__Requirement__: Return all lines of the records that contain the word "Sunrise".

__Record set__:

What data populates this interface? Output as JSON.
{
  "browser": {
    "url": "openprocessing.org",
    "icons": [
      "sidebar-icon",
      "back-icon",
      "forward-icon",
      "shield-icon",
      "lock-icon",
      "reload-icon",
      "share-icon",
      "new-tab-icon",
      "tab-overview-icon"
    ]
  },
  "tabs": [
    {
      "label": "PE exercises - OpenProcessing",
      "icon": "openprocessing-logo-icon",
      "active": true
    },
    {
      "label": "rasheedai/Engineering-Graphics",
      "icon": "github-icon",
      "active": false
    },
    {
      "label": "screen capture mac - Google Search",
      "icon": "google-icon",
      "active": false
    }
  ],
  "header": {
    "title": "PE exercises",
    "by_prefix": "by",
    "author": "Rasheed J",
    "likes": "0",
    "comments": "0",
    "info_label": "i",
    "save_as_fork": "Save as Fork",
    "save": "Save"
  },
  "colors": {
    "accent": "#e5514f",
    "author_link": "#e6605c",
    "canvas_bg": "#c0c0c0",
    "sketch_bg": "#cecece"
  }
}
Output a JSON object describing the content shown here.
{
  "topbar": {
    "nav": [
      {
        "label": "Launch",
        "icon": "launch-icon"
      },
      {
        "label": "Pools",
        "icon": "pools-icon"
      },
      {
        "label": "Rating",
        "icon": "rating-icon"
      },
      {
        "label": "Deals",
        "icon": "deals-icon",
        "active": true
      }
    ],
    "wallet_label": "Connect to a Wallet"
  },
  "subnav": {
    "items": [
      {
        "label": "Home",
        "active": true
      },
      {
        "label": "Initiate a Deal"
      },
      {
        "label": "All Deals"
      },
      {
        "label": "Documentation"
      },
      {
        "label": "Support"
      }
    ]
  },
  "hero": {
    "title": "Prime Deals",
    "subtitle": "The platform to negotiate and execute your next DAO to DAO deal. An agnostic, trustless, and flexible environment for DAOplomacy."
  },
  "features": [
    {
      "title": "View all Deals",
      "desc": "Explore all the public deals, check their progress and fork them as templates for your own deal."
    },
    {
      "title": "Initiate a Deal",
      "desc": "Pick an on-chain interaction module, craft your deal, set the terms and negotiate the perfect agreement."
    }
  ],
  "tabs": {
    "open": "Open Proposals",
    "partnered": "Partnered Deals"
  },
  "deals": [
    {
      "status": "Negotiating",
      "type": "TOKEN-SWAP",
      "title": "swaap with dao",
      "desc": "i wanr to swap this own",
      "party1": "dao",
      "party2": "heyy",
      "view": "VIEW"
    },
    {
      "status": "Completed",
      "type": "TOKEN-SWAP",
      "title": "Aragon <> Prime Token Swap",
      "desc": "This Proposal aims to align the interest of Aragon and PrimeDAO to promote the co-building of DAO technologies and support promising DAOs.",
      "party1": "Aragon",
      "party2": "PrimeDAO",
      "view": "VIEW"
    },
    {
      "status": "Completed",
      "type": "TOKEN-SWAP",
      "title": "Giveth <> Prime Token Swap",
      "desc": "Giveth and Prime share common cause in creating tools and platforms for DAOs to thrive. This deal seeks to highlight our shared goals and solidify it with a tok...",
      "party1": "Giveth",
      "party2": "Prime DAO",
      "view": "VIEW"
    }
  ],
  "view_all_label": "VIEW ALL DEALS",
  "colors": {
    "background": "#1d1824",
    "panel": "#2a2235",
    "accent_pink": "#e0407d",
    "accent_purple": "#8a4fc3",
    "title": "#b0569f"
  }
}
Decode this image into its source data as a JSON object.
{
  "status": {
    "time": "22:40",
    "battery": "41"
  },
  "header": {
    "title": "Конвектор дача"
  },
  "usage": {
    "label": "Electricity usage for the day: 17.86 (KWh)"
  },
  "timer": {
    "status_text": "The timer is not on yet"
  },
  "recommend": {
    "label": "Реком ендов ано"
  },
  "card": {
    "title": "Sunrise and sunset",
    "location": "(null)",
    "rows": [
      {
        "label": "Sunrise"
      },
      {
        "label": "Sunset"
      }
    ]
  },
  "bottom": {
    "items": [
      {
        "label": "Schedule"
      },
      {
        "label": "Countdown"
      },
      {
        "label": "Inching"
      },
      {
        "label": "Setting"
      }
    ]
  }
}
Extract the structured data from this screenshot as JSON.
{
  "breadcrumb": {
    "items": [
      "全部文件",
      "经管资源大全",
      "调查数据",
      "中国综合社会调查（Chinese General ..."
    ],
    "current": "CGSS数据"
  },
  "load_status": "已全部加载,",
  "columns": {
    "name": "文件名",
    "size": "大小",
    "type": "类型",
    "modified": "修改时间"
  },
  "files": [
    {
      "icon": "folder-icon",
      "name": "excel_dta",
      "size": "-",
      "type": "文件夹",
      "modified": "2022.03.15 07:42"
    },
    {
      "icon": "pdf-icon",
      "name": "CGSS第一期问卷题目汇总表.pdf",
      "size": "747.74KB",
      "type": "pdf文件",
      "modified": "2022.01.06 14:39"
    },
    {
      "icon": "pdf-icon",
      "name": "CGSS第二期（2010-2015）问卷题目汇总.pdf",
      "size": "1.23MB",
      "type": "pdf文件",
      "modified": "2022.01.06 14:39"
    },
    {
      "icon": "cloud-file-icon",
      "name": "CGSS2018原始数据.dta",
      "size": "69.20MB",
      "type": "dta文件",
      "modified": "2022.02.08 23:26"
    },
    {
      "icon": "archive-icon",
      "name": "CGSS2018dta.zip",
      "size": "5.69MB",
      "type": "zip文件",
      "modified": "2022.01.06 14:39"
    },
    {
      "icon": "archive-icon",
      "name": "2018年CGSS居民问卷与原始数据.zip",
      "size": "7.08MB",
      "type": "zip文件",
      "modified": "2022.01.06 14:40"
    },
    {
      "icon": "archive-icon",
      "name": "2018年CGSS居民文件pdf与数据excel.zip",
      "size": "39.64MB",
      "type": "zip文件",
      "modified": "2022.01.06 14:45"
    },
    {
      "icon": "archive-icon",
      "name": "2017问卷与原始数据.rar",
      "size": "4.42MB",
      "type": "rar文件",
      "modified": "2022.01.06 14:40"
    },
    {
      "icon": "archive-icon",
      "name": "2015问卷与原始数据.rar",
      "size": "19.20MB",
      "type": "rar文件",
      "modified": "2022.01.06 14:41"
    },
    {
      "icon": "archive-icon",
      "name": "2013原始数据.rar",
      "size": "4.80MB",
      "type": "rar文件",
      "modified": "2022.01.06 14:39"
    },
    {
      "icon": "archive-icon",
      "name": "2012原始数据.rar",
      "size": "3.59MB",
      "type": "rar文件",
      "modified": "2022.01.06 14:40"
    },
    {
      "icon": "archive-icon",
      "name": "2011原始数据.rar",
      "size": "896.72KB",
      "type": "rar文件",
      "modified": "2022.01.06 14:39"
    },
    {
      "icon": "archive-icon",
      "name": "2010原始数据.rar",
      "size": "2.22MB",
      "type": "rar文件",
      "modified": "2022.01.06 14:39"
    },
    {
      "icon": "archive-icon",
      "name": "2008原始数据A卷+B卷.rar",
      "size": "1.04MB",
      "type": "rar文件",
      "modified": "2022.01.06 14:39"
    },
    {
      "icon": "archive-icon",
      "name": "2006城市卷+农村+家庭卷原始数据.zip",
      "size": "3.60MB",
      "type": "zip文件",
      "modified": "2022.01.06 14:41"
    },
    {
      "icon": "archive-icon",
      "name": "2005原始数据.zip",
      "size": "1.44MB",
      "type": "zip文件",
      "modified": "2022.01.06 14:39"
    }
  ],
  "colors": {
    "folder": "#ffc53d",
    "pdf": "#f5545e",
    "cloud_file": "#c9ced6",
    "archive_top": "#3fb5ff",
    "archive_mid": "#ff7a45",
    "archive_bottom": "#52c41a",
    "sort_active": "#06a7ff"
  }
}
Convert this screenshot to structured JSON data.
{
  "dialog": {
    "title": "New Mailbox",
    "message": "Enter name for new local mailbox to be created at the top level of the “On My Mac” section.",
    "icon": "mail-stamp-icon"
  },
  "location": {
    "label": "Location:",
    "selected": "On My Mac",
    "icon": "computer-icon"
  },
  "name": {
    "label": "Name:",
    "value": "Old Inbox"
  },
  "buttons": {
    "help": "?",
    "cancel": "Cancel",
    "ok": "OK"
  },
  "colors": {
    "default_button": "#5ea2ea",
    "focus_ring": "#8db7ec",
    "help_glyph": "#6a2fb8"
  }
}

__Solution for this exercise__:
    "title": "Sunrise and sunset",
        "label": "Sunrise"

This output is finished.